Red Tape Denies Patient Living on Pump a Heart
- Hits: 5794
08 September 2011
By, Pushpa Narayan
The family of D Srinivasan, who was declared brain dead on Tuesday, was willing to donate his heart to Mohana Thirupurasundari. But red tapism ensured that she continued to depend on an artificial heart pump.
The forensic department denied permission to harvest his heart, but allowed transplant surgeons to use the kidneys and liver. Despite government rules favouring organ donation over postmortem requirements, the cadaver registry and the state health department were helpless as the forensic team insisted that the 23-year-old’s heart was vital for postmortem.

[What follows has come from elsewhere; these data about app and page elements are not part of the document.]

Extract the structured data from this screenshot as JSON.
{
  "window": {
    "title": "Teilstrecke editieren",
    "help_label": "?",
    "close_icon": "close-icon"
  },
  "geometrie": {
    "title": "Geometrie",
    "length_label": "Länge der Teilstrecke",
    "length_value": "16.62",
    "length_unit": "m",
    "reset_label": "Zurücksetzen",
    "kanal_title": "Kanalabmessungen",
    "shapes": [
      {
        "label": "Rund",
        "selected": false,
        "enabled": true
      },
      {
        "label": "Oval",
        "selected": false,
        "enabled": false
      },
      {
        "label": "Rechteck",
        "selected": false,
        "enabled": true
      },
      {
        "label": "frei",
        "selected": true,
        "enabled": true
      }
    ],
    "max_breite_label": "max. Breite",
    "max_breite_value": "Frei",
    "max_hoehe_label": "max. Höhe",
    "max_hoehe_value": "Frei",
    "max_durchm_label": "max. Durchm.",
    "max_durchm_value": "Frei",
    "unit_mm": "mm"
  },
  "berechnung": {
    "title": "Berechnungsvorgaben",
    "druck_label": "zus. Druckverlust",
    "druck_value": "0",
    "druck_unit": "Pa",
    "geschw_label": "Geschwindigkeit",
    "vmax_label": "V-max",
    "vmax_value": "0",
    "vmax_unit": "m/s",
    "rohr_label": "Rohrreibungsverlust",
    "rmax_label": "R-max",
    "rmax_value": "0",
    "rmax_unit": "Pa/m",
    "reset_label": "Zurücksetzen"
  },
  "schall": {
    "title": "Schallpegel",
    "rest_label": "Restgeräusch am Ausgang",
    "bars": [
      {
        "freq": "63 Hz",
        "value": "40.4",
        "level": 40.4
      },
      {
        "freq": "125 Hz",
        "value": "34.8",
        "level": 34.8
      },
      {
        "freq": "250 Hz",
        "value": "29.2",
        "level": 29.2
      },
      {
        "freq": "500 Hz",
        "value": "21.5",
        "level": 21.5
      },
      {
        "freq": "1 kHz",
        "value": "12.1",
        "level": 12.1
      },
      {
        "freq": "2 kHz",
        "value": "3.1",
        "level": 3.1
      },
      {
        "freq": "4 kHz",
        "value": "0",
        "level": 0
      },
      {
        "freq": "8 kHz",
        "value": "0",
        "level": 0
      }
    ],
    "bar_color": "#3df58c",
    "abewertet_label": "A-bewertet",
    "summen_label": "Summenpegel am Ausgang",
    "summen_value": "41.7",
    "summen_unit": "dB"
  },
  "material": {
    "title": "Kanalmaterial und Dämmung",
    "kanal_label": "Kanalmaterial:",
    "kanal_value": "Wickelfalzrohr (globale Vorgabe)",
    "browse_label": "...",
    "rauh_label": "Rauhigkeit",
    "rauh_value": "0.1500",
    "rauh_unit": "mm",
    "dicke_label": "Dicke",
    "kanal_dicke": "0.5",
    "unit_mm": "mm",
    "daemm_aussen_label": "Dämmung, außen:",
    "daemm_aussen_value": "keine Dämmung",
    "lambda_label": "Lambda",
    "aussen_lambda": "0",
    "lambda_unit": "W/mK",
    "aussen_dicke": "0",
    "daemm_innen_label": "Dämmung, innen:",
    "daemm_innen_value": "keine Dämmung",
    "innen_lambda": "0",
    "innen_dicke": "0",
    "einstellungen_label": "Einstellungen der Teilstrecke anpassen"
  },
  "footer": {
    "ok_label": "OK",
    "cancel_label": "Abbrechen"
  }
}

Since October 2008, the organs of some 205 people had been available for harvest, but only 32 hearts had been transplanted till June 30. “Many hearts continue to be wasted because forensic experts do not allow doctors to harvest them. We remove the heart only when it’s healthy. If the heart had caused the death, it will be unfit for transplant,” said a senior doctor at the Government General Hospital where Srinivasan had been admitted. Forensic department doctors refused to comment. The health department officials were helpless, too. “There is an emergency meeting on Thursday to discuss this. We are hoping to come out with a solution,” an official said.
A fortnight ago, Mohana, who suffered heart failure, was put on a mechanical heart pump. The pump pushes blood continuously, ensuring adequate supply to other organs. “She is doing fine with the pump. But we need to quickly replace it with a good heart,” said cardiac surgeon Dr KM Cherian of the Frontier Lifeline Hospital. On Wednesday, when the hospital’s transplant team was informed about a young donor, the doctors informed the family who were overjoyed. Mohana was being prepared for the transplant.
At the Government General Hospital, doctors were finalizing the formalities of brain death for Srinivasan, who had been admitted on Tuesday with severe head injuries. Srinivasan, who works with Nokia, was a keen body builder. On Tuesday, while working out at a gym, he complained of nausea and giddiness. He fell off the stairs while leaving and was rushed to the GH.
His family signed the forms for donation. The state cadaver registry informed the hospitals about the organ. The heart was allotted to Frontier Lifeline on Wednesday morning as the doctors had flagged ultra-emergency for Mohana. But by 5.30pm the transplant team was told not to come for harvest.
Mohana’s family now plans to register their protest with the organ transplant registry and file a petition under RTI Act asking why doctors did not harvest the heart when the liver and kidneys could be removed.